As I said, they could have carried it themselves, but there was glorious support. Pemberton himself as proto-gay Georgie; Poppy Miller and Mark Gatiss and Nicholas Woodeson, and Rye itself. The plots, such as they were - a dodgy Indian guru, an art competition, a something involving the Prince of Wales - were negligibly delightful. But the subplots - the mutating fashions for friendships, brief fads, the power of money, benign unacknowledged homosexuality, misappreciated appreciation for what passes for intellect (or class), the joy of witchy bitchiness - never more relevant.
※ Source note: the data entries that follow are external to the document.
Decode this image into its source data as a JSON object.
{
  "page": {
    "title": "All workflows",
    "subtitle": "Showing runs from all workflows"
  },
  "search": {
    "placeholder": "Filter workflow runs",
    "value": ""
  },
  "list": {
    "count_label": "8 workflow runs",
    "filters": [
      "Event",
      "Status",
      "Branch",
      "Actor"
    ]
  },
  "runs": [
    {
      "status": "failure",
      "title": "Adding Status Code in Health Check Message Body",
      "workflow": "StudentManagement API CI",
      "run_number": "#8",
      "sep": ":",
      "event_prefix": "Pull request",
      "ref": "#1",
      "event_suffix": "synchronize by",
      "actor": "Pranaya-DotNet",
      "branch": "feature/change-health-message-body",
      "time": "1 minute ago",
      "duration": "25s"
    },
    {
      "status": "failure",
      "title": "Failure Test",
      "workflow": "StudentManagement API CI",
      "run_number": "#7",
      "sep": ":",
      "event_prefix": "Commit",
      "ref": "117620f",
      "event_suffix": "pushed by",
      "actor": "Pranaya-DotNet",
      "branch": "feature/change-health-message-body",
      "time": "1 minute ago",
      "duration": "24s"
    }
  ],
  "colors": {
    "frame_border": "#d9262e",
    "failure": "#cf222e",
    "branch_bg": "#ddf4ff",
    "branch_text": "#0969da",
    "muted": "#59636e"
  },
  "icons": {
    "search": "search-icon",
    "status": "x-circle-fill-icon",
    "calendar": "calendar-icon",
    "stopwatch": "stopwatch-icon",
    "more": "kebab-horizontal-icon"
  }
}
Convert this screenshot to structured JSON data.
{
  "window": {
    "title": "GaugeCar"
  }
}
E.F. Benson left a little more of a canon than this: please, bring it on, and leave Downton looking like the Titanic after the feet got damp.Euan Ferguson, The Observer, 4th January 2015
It's pelting with rain in Tilling, and the dark skies herald bad news for reigning queen of the social scene, Lucia, when she hears that a fluent Italian speaker is to visit and wants to chat.
The conceit is, of course, that Lucia and her confirmed bachelor best friend Georgy Pilson (Anna Chancellor and Steve Pemberton) pretend that they love nothing more than whiling away hours together talking Italian. But they know just a few phrases.
I'm well aware that this sounds like torpid tosh, the kind of petit bourgeois nonsense that maybe people cared about in the 1930s when E.F. Benson wrote his Mapp and Lucia books, but why should anyone bother in the thrusting, connected 21st century?
Maybe they shouldn't, but as a piece of escapist confectionary, this is hard to beat. Au reservoir!Alison Graham, Radio Times, 31st December 2014
The piquant minutiae of Tilling make the world of Mapp and Lucia go around. It's about bridge parties and who takes tea with whom. Since Lucia's arrival the social map has been re-drawn now that she dominates its cultural life, to the exclusion of its grinning once-grande dame, Elizabeth Mapp.
In the second episode of Steve Pemberton's adaptations, the quaint town is thrilled by the arrival of a mysterious Indian gentleman who claims he is a "guru". He is immediately annexed by a ravenous Mapp (Miranda Richardson, outrageous teeth bared) who aims to run him while excluding her arch rival and nemesis, Lucia (Anna Chancellor, oh-so-chic).